- Problem statement -
From the material beneath, pull every line with the word "Sunday".

(Task input Opens)

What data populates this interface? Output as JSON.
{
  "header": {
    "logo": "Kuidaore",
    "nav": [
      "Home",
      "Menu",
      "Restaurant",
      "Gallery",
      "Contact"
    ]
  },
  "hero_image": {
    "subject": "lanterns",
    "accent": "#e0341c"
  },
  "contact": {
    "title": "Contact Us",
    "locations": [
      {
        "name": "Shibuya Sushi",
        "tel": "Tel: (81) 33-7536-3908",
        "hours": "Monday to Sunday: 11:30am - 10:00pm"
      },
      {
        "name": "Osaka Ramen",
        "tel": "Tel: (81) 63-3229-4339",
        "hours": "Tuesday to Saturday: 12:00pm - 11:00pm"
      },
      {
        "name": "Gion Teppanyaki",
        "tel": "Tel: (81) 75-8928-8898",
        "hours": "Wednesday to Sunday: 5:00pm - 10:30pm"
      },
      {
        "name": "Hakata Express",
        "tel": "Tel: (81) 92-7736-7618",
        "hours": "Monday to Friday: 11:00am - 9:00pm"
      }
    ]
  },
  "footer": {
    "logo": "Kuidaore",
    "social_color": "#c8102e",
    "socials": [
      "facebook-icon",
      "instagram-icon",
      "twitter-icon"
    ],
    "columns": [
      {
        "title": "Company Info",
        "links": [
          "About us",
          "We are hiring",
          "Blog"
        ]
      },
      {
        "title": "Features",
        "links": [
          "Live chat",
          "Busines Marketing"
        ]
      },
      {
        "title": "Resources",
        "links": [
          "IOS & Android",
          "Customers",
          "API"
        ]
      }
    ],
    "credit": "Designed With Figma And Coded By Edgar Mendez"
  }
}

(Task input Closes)

- Output below -
        "hours": "Monday to Sunday: 11:30am - 10:00pm"
        "hours": "Wednesday to Sunday: 5:00pm - 10:30pm"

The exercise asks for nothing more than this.